“Will our Green Capital be loyal to its cause and speak up against these prostitutes and their derivatives?”

The columnist called efforts by Turkish women, including women from the AKP, against domestic violence and violence against women an “instigation,” and pointed to Fatma Şahin - current mayor of southeastern Gaziantep province, founding member of the AKP and former Family Minister - as the main culprit.

The pro-AKP Women and Democracy Association (KADEM) was also responsible for “formatting the minds of (bureaucrats and businesspeople) in this hell,” Dilipak said.

Dilipak accused the Family Ministry of working for GREVIO, which monitors the implementation of the Istanbul Convention, and “infiltrating all levels of the state.”

“Never mind opening Hagia Sophia, even if you took all of Cyprus and the Aegean islands, unless you stop this instigation (‘fitnah’), the growing rage will darken your horizons,” Dilipak said. “After the family is lost, there is nothing to replace it with.”

“Prostitution is what ails us today, and threatens the family!
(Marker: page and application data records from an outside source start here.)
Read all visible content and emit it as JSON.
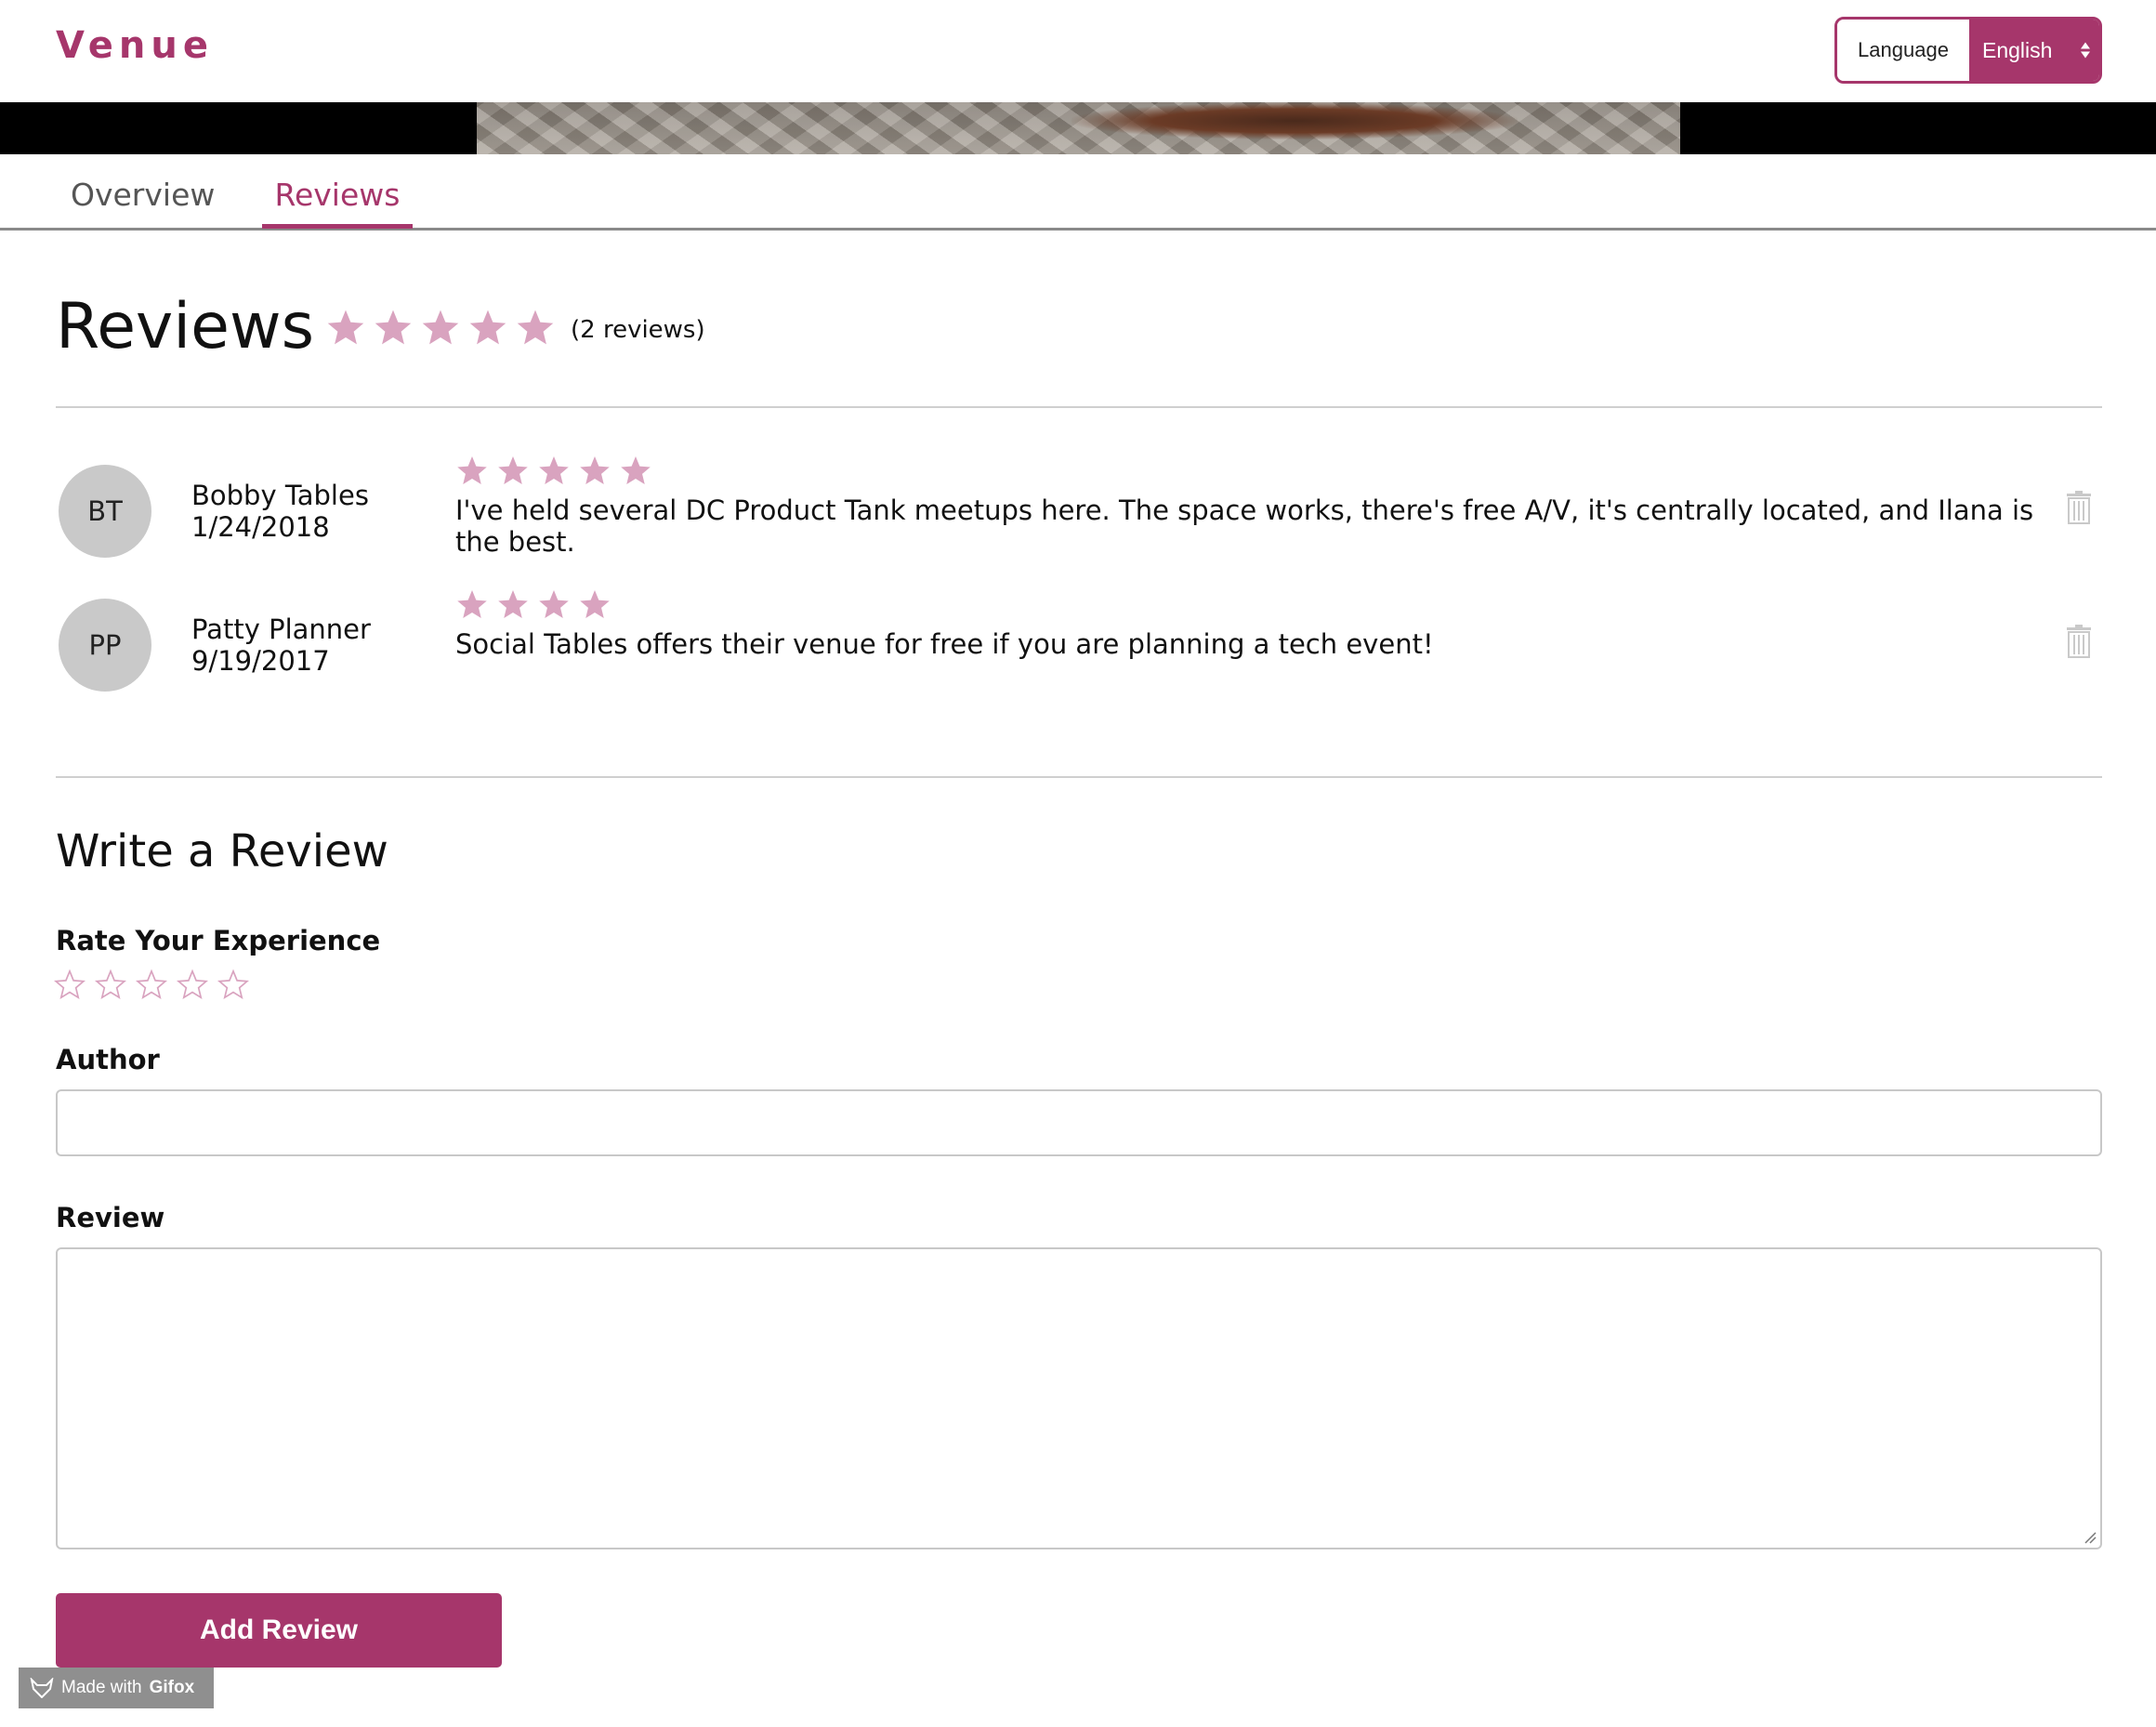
{
  "header": {
    "logo": "Venue",
    "language_label": "Language",
    "language_value": "English"
  },
  "tabs": [
    {
      "label": "Overview",
      "active": false
    },
    {
      "label": "Reviews",
      "active": true
    }
  ],
  "reviews_section": {
    "title": "Reviews",
    "average_rating": 5,
    "count_text": "(2 reviews)"
  },
  "reviews": [
    {
      "initials": "BT",
      "author": "Bobby Tables",
      "date": "1/24/2018",
      "rating": 5,
      "text": "I've held several DC Product Tank meetups here. The space works, there's free A/V, it's centrally located, and Ilana is the best."
    },
    {
      "initials": "PP",
      "author": "Patty Planner",
      "date": "9/19/2017",
      "rating": 4,
      "text": "Social Tables offers their venue for free if you are planning a tech event!"
    }
  ],
  "form": {
    "title": "Write a Review",
    "rate_label": "Rate Your Experience",
    "rating": 0,
    "author_label": "Author",
    "author_value": "",
    "review_label": "Review",
    "review_value": "",
    "submit_label": "Add Review"
  },
  "watermark": {
    "prefix": "Made with",
    "brand": "Gifox"
  },
  "colors": {
    "brand": "#a6366b",
    "star_filled": "#d9a3bf",
    "star_empty_outline": "#d9a3bf",
    "avatar_bg": "#c9c9c9"
  }
}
These conventions are about this very thing,” he continued.

Dilipak cited Erol Yarar, founding chairman of the conservative Independent Industrialists and Businessmen’s Association (MÜSİAD), as saying that so-called Western values “veritably tear down the family and legitimize all manner of perversion,” and accusing the Istanbul Convention of “imposing a Western lifestyle on our people.”
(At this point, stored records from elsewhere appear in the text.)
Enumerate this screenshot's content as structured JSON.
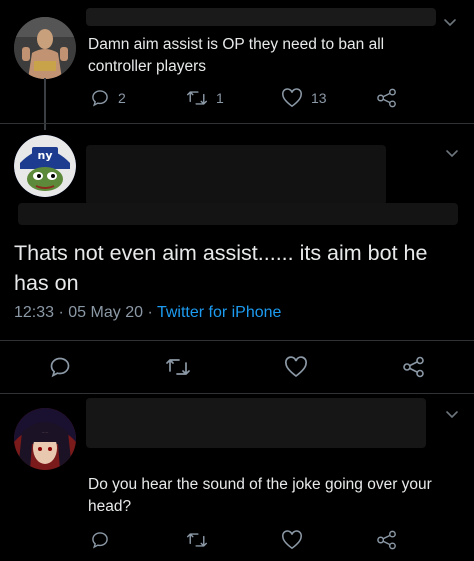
{
  "tweet1": {
    "text": "Damn aim assist is OP they need to ban all controller players",
    "replies": "2",
    "retweets": "1",
    "likes": "13"
  },
  "tweet2": {
    "text": "Thats not even aim assist...... its aim bot he has on",
    "time": "12:33",
    "date": "05 May 20",
    "separator": "·",
    "source": "Twitter for iPhone"
  },
  "tweet3": {
    "text": "Do you hear the sound of the joke going over your head?"
  },
  "colors": {
    "background": "#000000",
    "text": "#e7e9ea",
    "muted": "#8b98a5",
    "link": "#1d9bf0"
  },
  "icons": [
    "reply-icon",
    "retweet-icon",
    "like-icon",
    "share-icon",
    "chevron-down-icon"
  ]
}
The hashtag #fahişe (“prostitute”) has been trending for several hours on Turkish Twitter, at the time of writing, as women all around the country protest Dilipak’s comments.
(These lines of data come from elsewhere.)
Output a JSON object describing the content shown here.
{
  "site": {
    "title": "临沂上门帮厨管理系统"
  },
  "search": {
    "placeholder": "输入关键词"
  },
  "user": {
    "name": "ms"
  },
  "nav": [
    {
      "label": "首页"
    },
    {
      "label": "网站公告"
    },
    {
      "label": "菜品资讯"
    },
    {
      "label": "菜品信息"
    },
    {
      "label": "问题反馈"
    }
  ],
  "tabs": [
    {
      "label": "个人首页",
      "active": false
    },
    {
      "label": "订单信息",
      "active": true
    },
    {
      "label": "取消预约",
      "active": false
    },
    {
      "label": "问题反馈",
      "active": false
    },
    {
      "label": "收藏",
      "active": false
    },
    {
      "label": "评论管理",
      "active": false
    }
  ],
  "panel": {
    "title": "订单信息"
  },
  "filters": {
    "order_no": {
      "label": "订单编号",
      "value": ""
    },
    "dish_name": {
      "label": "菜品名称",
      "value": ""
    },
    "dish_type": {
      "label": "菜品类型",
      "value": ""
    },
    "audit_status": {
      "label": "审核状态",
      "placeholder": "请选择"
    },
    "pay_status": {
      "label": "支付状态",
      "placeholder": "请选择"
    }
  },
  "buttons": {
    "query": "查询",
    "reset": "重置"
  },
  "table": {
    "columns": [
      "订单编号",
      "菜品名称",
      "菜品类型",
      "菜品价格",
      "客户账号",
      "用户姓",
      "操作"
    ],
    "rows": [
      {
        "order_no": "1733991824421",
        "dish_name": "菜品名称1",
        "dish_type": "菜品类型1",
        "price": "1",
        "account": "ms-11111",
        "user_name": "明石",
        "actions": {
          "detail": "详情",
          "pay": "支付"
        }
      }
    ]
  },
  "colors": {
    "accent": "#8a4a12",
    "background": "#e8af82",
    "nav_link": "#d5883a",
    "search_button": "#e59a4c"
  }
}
Responding to the criticism, Dilipak said he did not call people who have different opinions than him prostitutes.

“In my article I say that those who support the Istanbul Convention support prostitution,” he said in a tweet. “Because this convention harbours prostitution under the guise of women’s rights.”

“Does (Dilipak’s) wife, daughter, daughter-in-law agree?” conservative journalist Ayşe Böhürler asked. “I’m sure they are sorrowed that you have insulted women who are their friends for defending an international convention.”

“The Istanbul Convention mentions extramarital relationships, sexual orientation, etc. These are defined as prostitution in our religion,” Dilipak continued after the backlash. “The phrase prostitute that I have used for those who violently defend such relations has been interpreted outside of its intent. My criticism there is for those who enable prostitution.”

Islamist figures have long demanded that Turkey withdraw from the Istanbul Convention and annul the Law No.6284, but discussions on violence against women have accelerated since AKP Deputy Chairman Numan Kurtulmuş said in early July that it had been wrong for Ankara to sign the convention. However, there is significant resistance to a withdrawal from within the AKP, mostly among women. NGOs and women’s organisations that are not connected to the government, meanwhile, are unified for the most part in support for the measures to combat violence against women.

A total of 63.6 percent of Turks are opposed to plans to scrap the convention, while only 17 percent support the idea, a recent survey by leading pollster Metropoll Research found. Among AKP voters, those opposed comprise 49.7 percent, while only 25.7 percent actively support a withdrawal.

According to women-run website Anıt Sayaç, the “Counter Monument”, 167 women have been killed in Turkey in 2020, mostly by intimate partners or family members. In 2019, 416 women had been killed, preceded by 403 women in 2018.

Most recently, Turkey’s women took to the streets to protest the killing of university student Pınar Gültekin, despite the ongoing coronavirus pandemic. A day before, women in several provinces held simultaneous protests against withdrawal plans, under the slogan, “Istanbul Convention keeps (women) alive.”

A social media campaign to raise awareness about femicides in Turkey has spread globally, with women posting black-and-white selfies alluding to the photographs used in funerals, using the hashtags #challengeaccepted, #womensupportingwomen, and #istanbulsözleşmesiyaşatır (“Istanbul Convention keeps (women) alive”).

Among celebrities who joined the campaign were actress Demi Moore and singer Christina Aguilera, who also used the Turkish hashtag in her Instagram post.